Think vintage and images of Chanel, Halston, and other early 20th century designers come to mind. But what do you consider pre-vintage? For us, understanding where style got its start is as interesting to us as learning 10 ways to wear a scarf. So, with the new Impressionism, Fashion, and Modernity exhibition at the The Art Institute of Chicago, we're ready for a crash course — and so should you.
IFM covers the period between the 1860s and 1890s when fashion mags and department stores started to have a greater presence in society. And because of this, the artistic and literary elite found ways to express themselves way before Madonna ever came into the scene. Simultaneously, artists were dipping their brushes left and right to communicate the modernity of fashion via canvas and paint.
But enough with the history lesson. We suggest you see the 80 gorg paintings from artistic greats like Degas, Renoir, and Seurat for yourself. There are also an abundance of detailed costumes, accessories, photographs, and printed materials from the period that will make you appreciate just how easy it is to slip on that sundress of yours.
Click through for a sneak peek of what you'll see. And to create a fashionable juxtaposition, we've also included snaps from “Un Moment Merveilleux,” the gala and opening celebration that recently took place in the Modern Wing. Impressionism, Fashion, and Modernity runs through September 22, 2013.
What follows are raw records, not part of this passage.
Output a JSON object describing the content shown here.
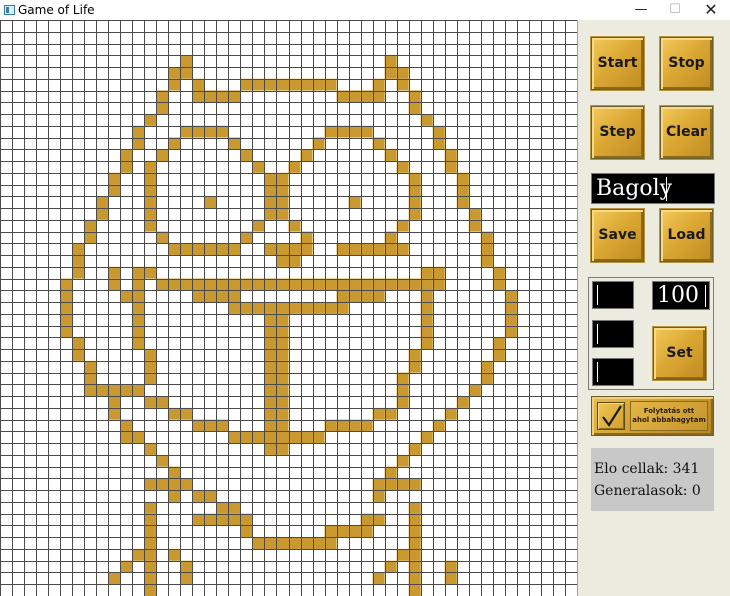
{
  "window": {
    "title": "Game of Life",
    "minimize_glyph": "—",
    "maximize_glyph": "☐",
    "close_glyph": "✕"
  },
  "grid": {
    "cols": 48,
    "rows": 49,
    "line_color": "#4a4a4a",
    "live_color": "#c9982e",
    "dead_color": "#ffffff",
    "live_cells": [
      [
        4,
        15
      ],
      [
        4,
        32
      ],
      [
        5,
        14
      ],
      [
        5,
        15
      ],
      [
        5,
        32
      ],
      [
        5,
        33
      ],
      [
        6,
        14
      ],
      [
        6,
        16
      ],
      [
        6,
        20
      ],
      [
        6,
        21
      ],
      [
        6,
        22
      ],
      [
        6,
        23
      ],
      [
        6,
        24
      ],
      [
        6,
        25
      ],
      [
        6,
        26
      ],
      [
        6,
        27
      ],
      [
        6,
        31
      ],
      [
        6,
        33
      ],
      [
        7,
        13
      ],
      [
        7,
        16
      ],
      [
        7,
        17
      ],
      [
        7,
        18
      ],
      [
        7,
        19
      ],
      [
        7,
        28
      ],
      [
        7,
        29
      ],
      [
        7,
        30
      ],
      [
        7,
        31
      ],
      [
        7,
        34
      ],
      [
        8,
        13
      ],
      [
        8,
        34
      ],
      [
        9,
        12
      ],
      [
        9,
        35
      ],
      [
        10,
        11
      ],
      [
        10,
        15
      ],
      [
        10,
        16
      ],
      [
        10,
        17
      ],
      [
        10,
        18
      ],
      [
        10,
        27
      ],
      [
        10,
        28
      ],
      [
        10,
        29
      ],
      [
        10,
        30
      ],
      [
        10,
        36
      ],
      [
        11,
        11
      ],
      [
        11,
        14
      ],
      [
        11,
        19
      ],
      [
        11,
        26
      ],
      [
        11,
        31
      ],
      [
        11,
        36
      ],
      [
        12,
        10
      ],
      [
        12,
        13
      ],
      [
        12,
        20
      ],
      [
        12,
        25
      ],
      [
        12,
        32
      ],
      [
        12,
        37
      ],
      [
        13,
        10
      ],
      [
        13,
        12
      ],
      [
        13,
        21
      ],
      [
        13,
        24
      ],
      [
        13,
        33
      ],
      [
        13,
        37
      ],
      [
        14,
        9
      ],
      [
        14,
        12
      ],
      [
        14,
        22
      ],
      [
        14,
        23
      ],
      [
        14,
        34
      ],
      [
        14,
        38
      ],
      [
        15,
        9
      ],
      [
        15,
        12
      ],
      [
        15,
        22
      ],
      [
        15,
        23
      ],
      [
        15,
        34
      ],
      [
        15,
        38
      ],
      [
        16,
        8
      ],
      [
        16,
        12
      ],
      [
        16,
        17
      ],
      [
        16,
        22
      ],
      [
        16,
        23
      ],
      [
        16,
        29
      ],
      [
        16,
        34
      ],
      [
        16,
        38
      ],
      [
        17,
        8
      ],
      [
        17,
        12
      ],
      [
        17,
        22
      ],
      [
        17,
        23
      ],
      [
        17,
        34
      ],
      [
        17,
        39
      ],
      [
        18,
        7
      ],
      [
        18,
        12
      ],
      [
        18,
        21
      ],
      [
        18,
        24
      ],
      [
        18,
        33
      ],
      [
        18,
        39
      ],
      [
        19,
        7
      ],
      [
        19,
        13
      ],
      [
        19,
        20
      ],
      [
        19,
        25
      ],
      [
        19,
        32
      ],
      [
        19,
        40
      ],
      [
        20,
        6
      ],
      [
        20,
        14
      ],
      [
        20,
        15
      ],
      [
        20,
        16
      ],
      [
        20,
        17
      ],
      [
        20,
        18
      ],
      [
        20,
        19
      ],
      [
        20,
        22
      ],
      [
        20,
        23
      ],
      [
        20,
        24
      ],
      [
        20,
        25
      ],
      [
        20,
        28
      ],
      [
        20,
        29
      ],
      [
        20,
        30
      ],
      [
        20,
        31
      ],
      [
        20,
        32
      ],
      [
        20,
        33
      ],
      [
        20,
        40
      ],
      [
        21,
        6
      ],
      [
        21,
        23
      ],
      [
        21,
        24
      ],
      [
        21,
        40
      ],
      [
        22,
        6
      ],
      [
        22,
        9
      ],
      [
        22,
        11
      ],
      [
        22,
        12
      ],
      [
        22,
        35
      ],
      [
        22,
        36
      ],
      [
        22,
        41
      ],
      [
        23,
        5
      ],
      [
        23,
        9
      ],
      [
        23,
        11
      ],
      [
        23,
        13
      ],
      [
        23,
        14
      ],
      [
        23,
        15
      ],
      [
        23,
        16
      ],
      [
        23,
        17
      ],
      [
        23,
        18
      ],
      [
        23,
        19
      ],
      [
        23,
        20
      ],
      [
        23,
        21
      ],
      [
        23,
        22
      ],
      [
        23,
        23
      ],
      [
        23,
        24
      ],
      [
        23,
        25
      ],
      [
        23,
        26
      ],
      [
        23,
        27
      ],
      [
        23,
        28
      ],
      [
        23,
        29
      ],
      [
        23,
        30
      ],
      [
        23,
        31
      ],
      [
        23,
        32
      ],
      [
        23,
        33
      ],
      [
        23,
        34
      ],
      [
        23,
        35
      ],
      [
        23,
        36
      ],
      [
        23,
        41
      ],
      [
        24,
        5
      ],
      [
        24,
        10
      ],
      [
        24,
        11
      ],
      [
        24,
        16
      ],
      [
        24,
        17
      ],
      [
        24,
        18
      ],
      [
        24,
        19
      ],
      [
        24,
        28
      ],
      [
        24,
        29
      ],
      [
        24,
        30
      ],
      [
        24,
        31
      ],
      [
        24,
        35
      ],
      [
        24,
        42
      ],
      [
        25,
        5
      ],
      [
        25,
        11
      ],
      [
        25,
        19
      ],
      [
        25,
        20
      ],
      [
        25,
        21
      ],
      [
        25,
        22
      ],
      [
        25,
        23
      ],
      [
        25,
        24
      ],
      [
        25,
        25
      ],
      [
        25,
        26
      ],
      [
        25,
        27
      ],
      [
        25,
        28
      ],
      [
        25,
        35
      ],
      [
        25,
        42
      ],
      [
        26,
        5
      ],
      [
        26,
        11
      ],
      [
        26,
        22
      ],
      [
        26,
        23
      ],
      [
        26,
        35
      ],
      [
        26,
        42
      ],
      [
        27,
        5
      ],
      [
        27,
        11
      ],
      [
        27,
        22
      ],
      [
        27,
        23
      ],
      [
        27,
        35
      ],
      [
        27,
        42
      ],
      [
        28,
        6
      ],
      [
        28,
        11
      ],
      [
        28,
        22
      ],
      [
        28,
        23
      ],
      [
        28,
        35
      ],
      [
        28,
        41
      ],
      [
        29,
        6
      ],
      [
        29,
        12
      ],
      [
        29,
        22
      ],
      [
        29,
        23
      ],
      [
        29,
        34
      ],
      [
        29,
        41
      ],
      [
        30,
        7
      ],
      [
        30,
        12
      ],
      [
        30,
        22
      ],
      [
        30,
        23
      ],
      [
        30,
        34
      ],
      [
        30,
        40
      ],
      [
        31,
        7
      ],
      [
        31,
        12
      ],
      [
        31,
        22
      ],
      [
        31,
        23
      ],
      [
        31,
        33
      ],
      [
        31,
        40
      ],
      [
        32,
        7
      ],
      [
        32,
        8
      ],
      [
        32,
        9
      ],
      [
        32,
        10
      ],
      [
        32,
        11
      ],
      [
        32,
        22
      ],
      [
        32,
        23
      ],
      [
        32,
        33
      ],
      [
        32,
        39
      ],
      [
        33,
        9
      ],
      [
        33,
        12
      ],
      [
        33,
        13
      ],
      [
        33,
        22
      ],
      [
        33,
        23
      ],
      [
        33,
        33
      ],
      [
        33,
        38
      ],
      [
        34,
        9
      ],
      [
        34,
        14
      ],
      [
        34,
        15
      ],
      [
        34,
        22
      ],
      [
        34,
        23
      ],
      [
        34,
        31
      ],
      [
        34,
        32
      ],
      [
        34,
        37
      ],
      [
        35,
        10
      ],
      [
        35,
        16
      ],
      [
        35,
        17
      ],
      [
        35,
        18
      ],
      [
        35,
        22
      ],
      [
        35,
        23
      ],
      [
        35,
        27
      ],
      [
        35,
        28
      ],
      [
        35,
        29
      ],
      [
        35,
        30
      ],
      [
        35,
        36
      ],
      [
        36,
        10
      ],
      [
        36,
        11
      ],
      [
        36,
        19
      ],
      [
        36,
        20
      ],
      [
        36,
        21
      ],
      [
        36,
        22
      ],
      [
        36,
        23
      ],
      [
        36,
        24
      ],
      [
        36,
        25
      ],
      [
        36,
        26
      ],
      [
        36,
        35
      ],
      [
        37,
        12
      ],
      [
        37,
        22
      ],
      [
        37,
        23
      ],
      [
        37,
        34
      ],
      [
        38,
        13
      ],
      [
        38,
        33
      ],
      [
        39,
        14
      ],
      [
        39,
        32
      ],
      [
        40,
        12
      ],
      [
        40,
        13
      ],
      [
        40,
        14
      ],
      [
        40,
        15
      ],
      [
        40,
        31
      ],
      [
        40,
        32
      ],
      [
        40,
        33
      ],
      [
        40,
        34
      ],
      [
        41,
        14
      ],
      [
        41,
        16
      ],
      [
        41,
        17
      ],
      [
        41,
        31
      ],
      [
        42,
        12
      ],
      [
        42,
        18
      ],
      [
        42,
        19
      ],
      [
        42,
        34
      ],
      [
        43,
        12
      ],
      [
        43,
        16
      ],
      [
        43,
        17
      ],
      [
        43,
        18
      ],
      [
        43,
        19
      ],
      [
        43,
        20
      ],
      [
        43,
        30
      ],
      [
        43,
        31
      ],
      [
        43,
        34
      ],
      [
        44,
        12
      ],
      [
        44,
        20
      ],
      [
        44,
        27
      ],
      [
        44,
        28
      ],
      [
        44,
        29
      ],
      [
        44,
        30
      ],
      [
        44,
        34
      ],
      [
        45,
        12
      ],
      [
        45,
        21
      ],
      [
        45,
        22
      ],
      [
        45,
        23
      ],
      [
        45,
        24
      ],
      [
        45,
        25
      ],
      [
        45,
        26
      ],
      [
        45,
        27
      ],
      [
        45,
        34
      ],
      [
        46,
        11
      ],
      [
        46,
        12
      ],
      [
        46,
        14
      ],
      [
        46,
        33
      ],
      [
        46,
        34
      ],
      [
        47,
        10
      ],
      [
        47,
        12
      ],
      [
        47,
        15
      ],
      [
        47,
        32
      ],
      [
        47,
        34
      ],
      [
        47,
        37
      ],
      [
        48,
        9
      ],
      [
        48,
        12
      ],
      [
        48,
        15
      ],
      [
        48,
        31
      ],
      [
        48,
        34
      ],
      [
        48,
        37
      ],
      [
        49,
        12
      ],
      [
        49,
        34
      ]
    ]
  },
  "controls": {
    "start_label": "Start",
    "stop_label": "Stop",
    "step_label": "Step",
    "clear_label": "Clear",
    "save_label": "Save",
    "load_label": "Load",
    "set_label": "Set",
    "pattern_name_value": "Bagoly",
    "number_value": "100",
    "continue_label_line1": "Folytatás ott",
    "continue_label_line2": "ahol abbahagytam",
    "continue_checked": true
  },
  "stats": {
    "live_cells_text": "Elo cellak: 341",
    "generations_text": "Generalasok: 0"
  }
}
The Art Institute of Chicago, 111 South Michigan Avenue (between Adams and Monroe streets); 312-443-3600.